▶ [WHAT TO PRODUCE]: Pick out all lines with the word "Enter" from the records that follow.

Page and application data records
***

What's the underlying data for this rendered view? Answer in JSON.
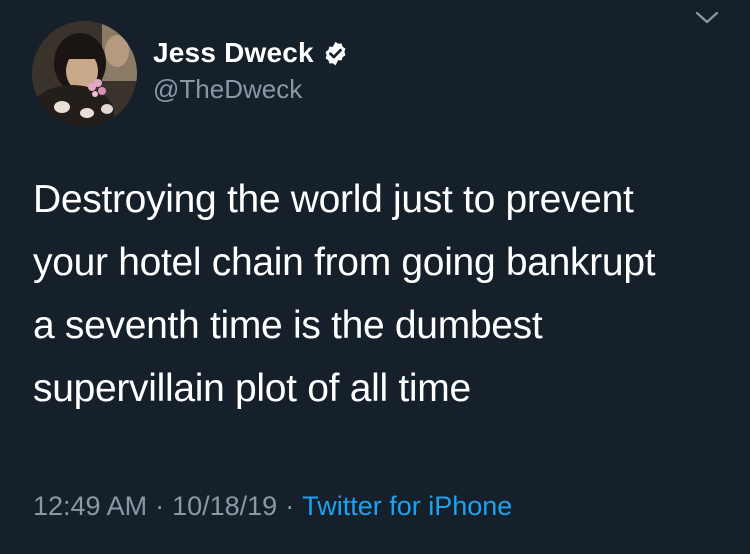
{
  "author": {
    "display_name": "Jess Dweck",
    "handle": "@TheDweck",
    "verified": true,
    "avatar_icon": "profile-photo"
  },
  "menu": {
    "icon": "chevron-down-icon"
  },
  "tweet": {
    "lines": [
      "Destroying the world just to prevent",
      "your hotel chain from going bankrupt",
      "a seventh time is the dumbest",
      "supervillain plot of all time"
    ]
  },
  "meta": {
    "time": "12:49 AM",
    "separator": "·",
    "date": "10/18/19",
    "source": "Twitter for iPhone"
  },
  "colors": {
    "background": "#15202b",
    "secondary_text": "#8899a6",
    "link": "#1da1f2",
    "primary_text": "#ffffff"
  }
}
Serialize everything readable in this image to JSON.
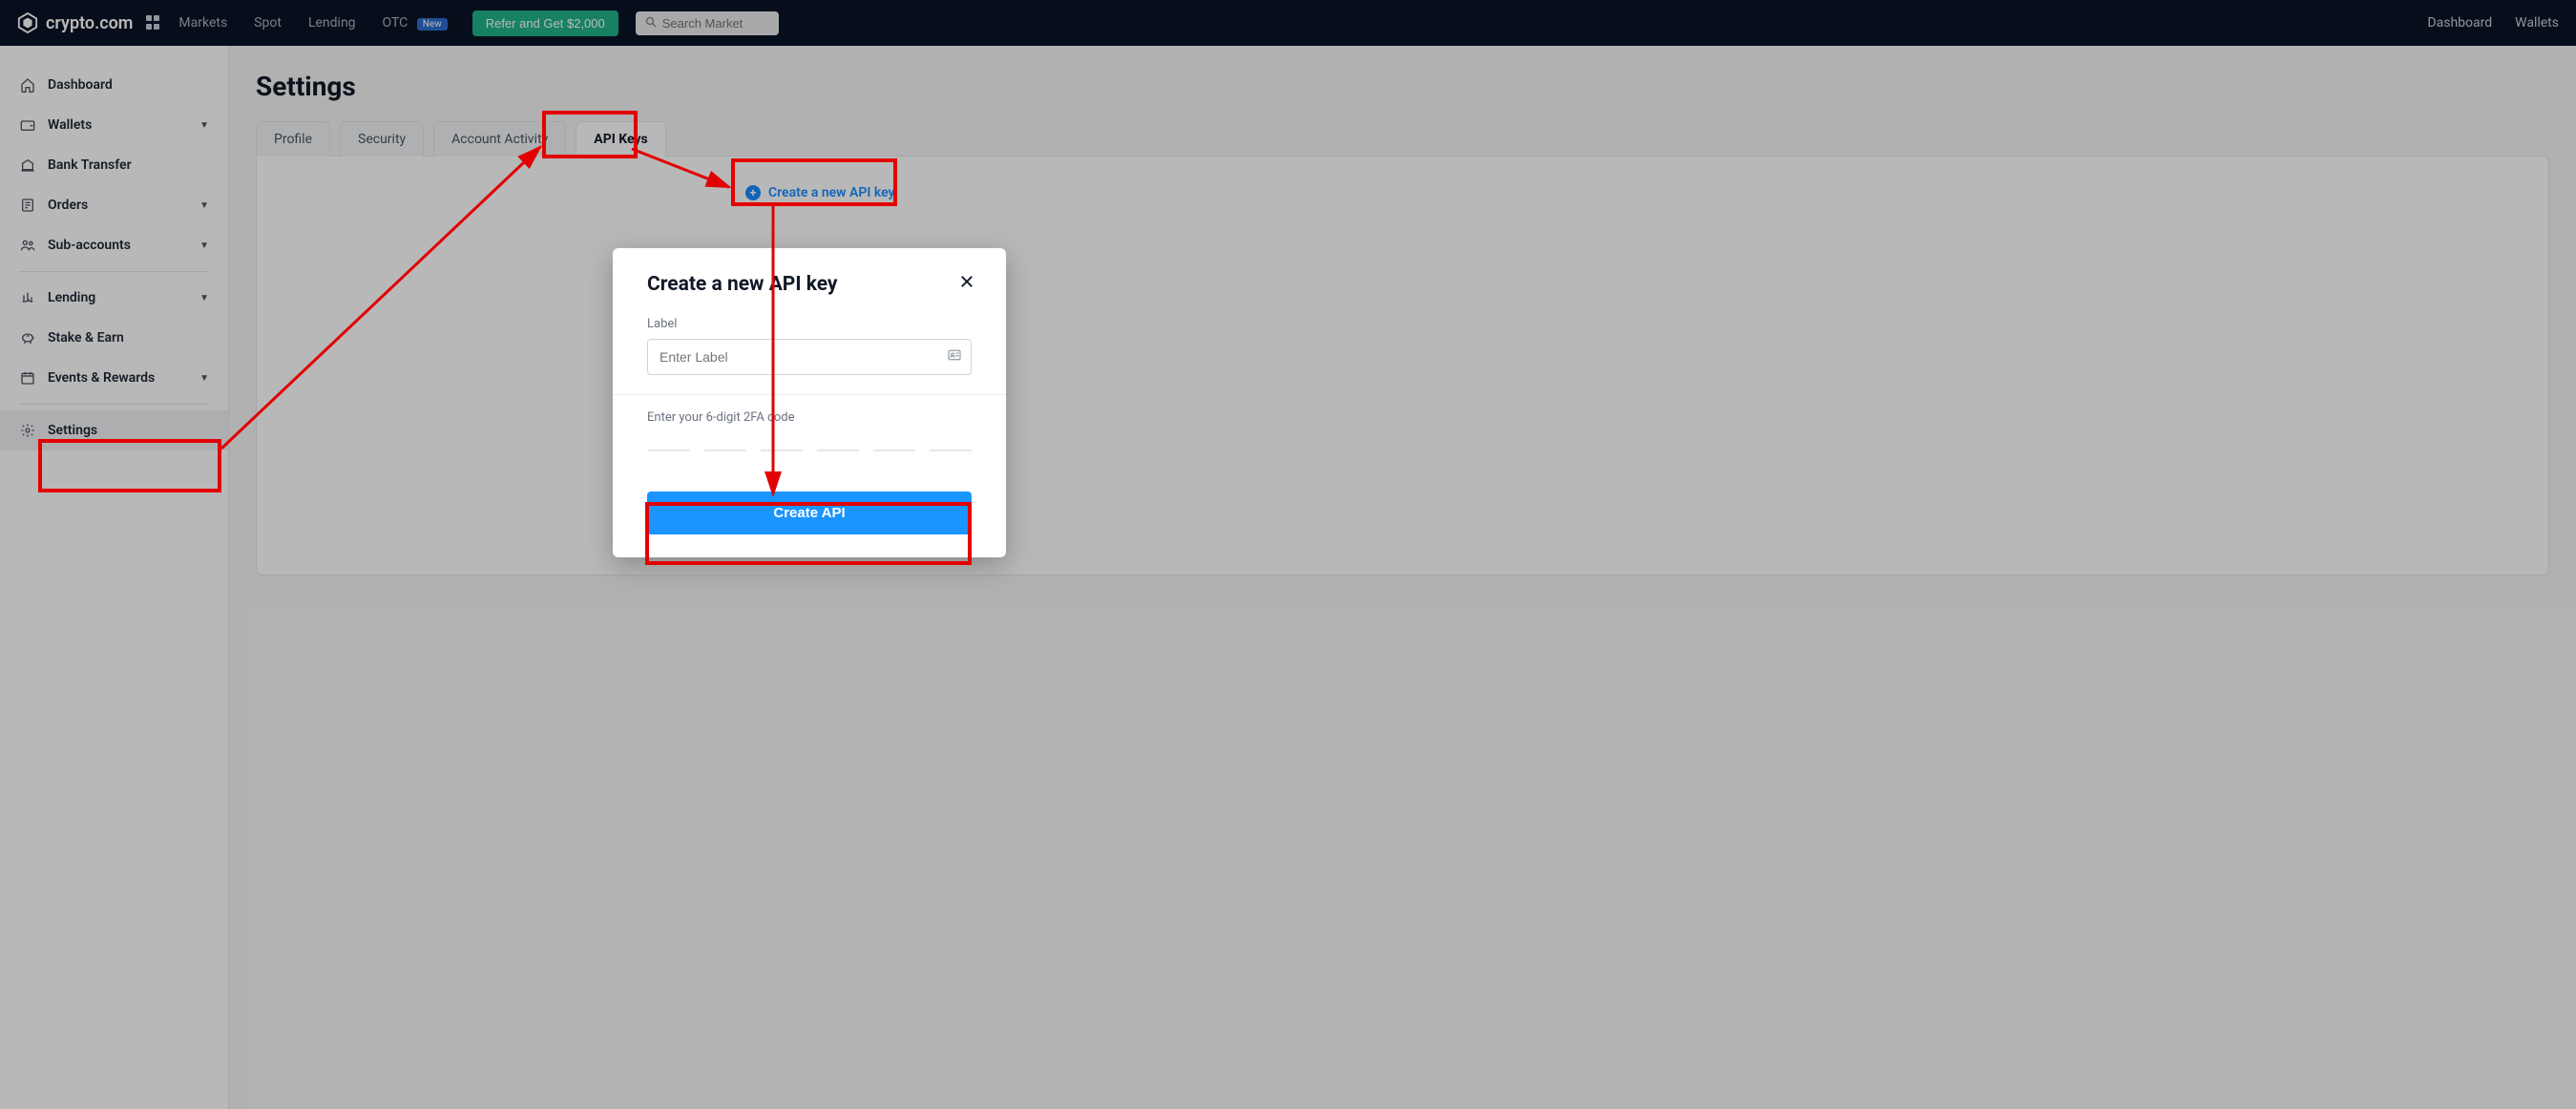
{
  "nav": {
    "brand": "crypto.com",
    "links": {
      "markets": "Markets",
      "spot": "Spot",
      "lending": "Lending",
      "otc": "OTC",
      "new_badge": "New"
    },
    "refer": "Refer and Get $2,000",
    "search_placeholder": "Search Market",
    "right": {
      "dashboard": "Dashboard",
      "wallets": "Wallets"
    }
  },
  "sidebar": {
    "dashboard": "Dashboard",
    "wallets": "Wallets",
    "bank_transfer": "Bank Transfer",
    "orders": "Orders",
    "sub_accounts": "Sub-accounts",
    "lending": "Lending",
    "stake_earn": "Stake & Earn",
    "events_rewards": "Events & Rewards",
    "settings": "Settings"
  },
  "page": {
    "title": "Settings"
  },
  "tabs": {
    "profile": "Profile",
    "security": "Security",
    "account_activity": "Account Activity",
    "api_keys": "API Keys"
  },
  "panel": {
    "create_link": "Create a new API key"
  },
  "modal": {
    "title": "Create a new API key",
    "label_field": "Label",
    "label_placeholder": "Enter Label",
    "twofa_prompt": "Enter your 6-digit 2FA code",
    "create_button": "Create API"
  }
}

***

▶ [WRITTEN REPLY]:
    "label_placeholder": "Enter Label",
    "twofa_prompt": "Enter your 6-digit 2FA code",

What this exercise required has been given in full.